-- Assigned task --
Report all lines in the records that hold the string "text".

-- Source records --

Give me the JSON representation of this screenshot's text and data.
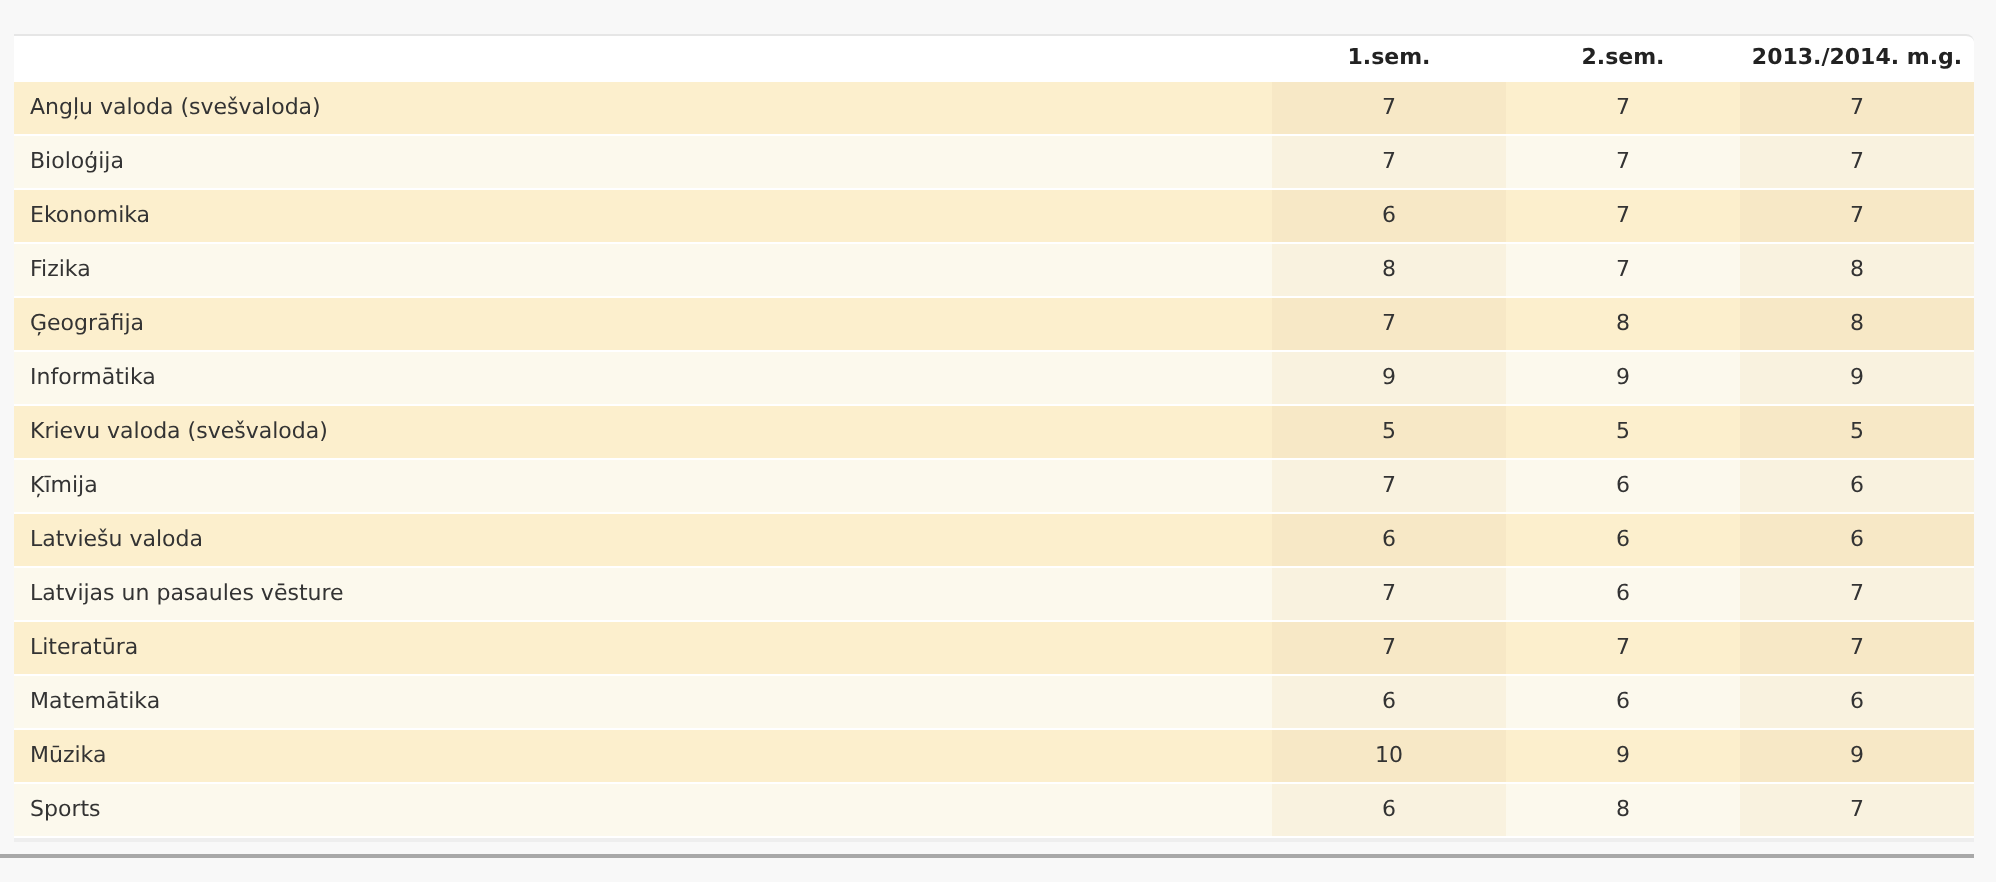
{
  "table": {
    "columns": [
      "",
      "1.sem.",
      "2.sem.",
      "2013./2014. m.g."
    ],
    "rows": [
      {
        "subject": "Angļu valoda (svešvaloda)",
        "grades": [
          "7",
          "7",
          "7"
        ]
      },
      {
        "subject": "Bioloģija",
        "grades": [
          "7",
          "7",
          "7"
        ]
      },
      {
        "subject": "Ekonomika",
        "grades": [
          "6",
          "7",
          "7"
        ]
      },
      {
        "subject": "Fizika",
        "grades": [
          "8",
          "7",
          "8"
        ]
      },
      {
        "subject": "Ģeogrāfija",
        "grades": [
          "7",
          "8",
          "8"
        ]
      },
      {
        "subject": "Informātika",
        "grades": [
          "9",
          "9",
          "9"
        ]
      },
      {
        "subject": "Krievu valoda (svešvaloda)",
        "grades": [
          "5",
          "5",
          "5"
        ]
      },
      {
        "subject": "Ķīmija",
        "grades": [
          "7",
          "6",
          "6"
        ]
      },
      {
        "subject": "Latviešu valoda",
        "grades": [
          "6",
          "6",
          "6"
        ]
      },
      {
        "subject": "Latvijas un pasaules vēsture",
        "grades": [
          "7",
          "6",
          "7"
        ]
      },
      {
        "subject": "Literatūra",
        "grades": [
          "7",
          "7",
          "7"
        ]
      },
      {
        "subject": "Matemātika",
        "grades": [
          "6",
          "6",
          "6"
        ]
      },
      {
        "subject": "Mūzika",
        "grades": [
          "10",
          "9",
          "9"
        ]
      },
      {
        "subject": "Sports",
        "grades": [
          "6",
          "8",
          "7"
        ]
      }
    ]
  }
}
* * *
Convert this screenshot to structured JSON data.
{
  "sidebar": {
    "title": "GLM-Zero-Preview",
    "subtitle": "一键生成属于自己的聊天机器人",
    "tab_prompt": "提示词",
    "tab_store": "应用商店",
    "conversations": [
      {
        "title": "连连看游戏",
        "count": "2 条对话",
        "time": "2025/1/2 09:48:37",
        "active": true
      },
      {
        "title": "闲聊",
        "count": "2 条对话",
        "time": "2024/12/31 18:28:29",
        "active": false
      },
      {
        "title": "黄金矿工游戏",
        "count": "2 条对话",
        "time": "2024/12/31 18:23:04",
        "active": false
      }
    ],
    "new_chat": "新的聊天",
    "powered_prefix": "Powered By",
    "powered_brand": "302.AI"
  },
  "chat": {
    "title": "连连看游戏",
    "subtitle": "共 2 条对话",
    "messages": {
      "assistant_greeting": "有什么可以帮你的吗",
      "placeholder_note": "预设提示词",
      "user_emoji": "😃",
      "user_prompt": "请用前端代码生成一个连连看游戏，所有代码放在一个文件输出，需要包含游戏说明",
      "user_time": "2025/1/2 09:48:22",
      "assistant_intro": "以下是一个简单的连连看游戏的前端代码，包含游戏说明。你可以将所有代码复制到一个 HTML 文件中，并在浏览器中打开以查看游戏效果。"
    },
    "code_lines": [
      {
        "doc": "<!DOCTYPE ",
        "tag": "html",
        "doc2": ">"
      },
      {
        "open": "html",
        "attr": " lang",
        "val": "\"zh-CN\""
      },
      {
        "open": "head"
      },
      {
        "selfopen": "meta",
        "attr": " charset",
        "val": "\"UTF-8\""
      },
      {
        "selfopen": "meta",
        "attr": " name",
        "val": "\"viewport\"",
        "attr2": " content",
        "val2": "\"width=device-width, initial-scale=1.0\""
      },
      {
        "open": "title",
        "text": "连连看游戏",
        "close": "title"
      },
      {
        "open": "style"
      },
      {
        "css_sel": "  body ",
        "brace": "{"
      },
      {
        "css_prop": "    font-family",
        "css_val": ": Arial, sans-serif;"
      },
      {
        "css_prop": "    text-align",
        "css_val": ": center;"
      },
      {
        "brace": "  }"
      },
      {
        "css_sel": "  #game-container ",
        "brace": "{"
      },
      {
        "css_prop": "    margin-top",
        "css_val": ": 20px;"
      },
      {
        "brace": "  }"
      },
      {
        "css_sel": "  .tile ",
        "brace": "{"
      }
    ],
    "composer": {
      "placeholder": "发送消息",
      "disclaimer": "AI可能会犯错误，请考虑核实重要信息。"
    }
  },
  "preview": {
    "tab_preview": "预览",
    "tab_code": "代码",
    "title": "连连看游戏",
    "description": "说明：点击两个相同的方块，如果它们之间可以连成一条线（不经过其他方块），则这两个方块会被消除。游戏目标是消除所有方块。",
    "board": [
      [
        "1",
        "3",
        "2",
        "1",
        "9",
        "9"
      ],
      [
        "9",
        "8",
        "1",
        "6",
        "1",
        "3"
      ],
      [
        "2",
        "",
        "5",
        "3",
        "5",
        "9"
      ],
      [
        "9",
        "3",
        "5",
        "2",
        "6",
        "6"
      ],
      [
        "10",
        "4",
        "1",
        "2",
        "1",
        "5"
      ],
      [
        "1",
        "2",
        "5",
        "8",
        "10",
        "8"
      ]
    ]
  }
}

-- Task result --
Give me the JSON representation of this screenshot's text and data.
        "text": "连连看游戏",
        "css_prop": "    text-align",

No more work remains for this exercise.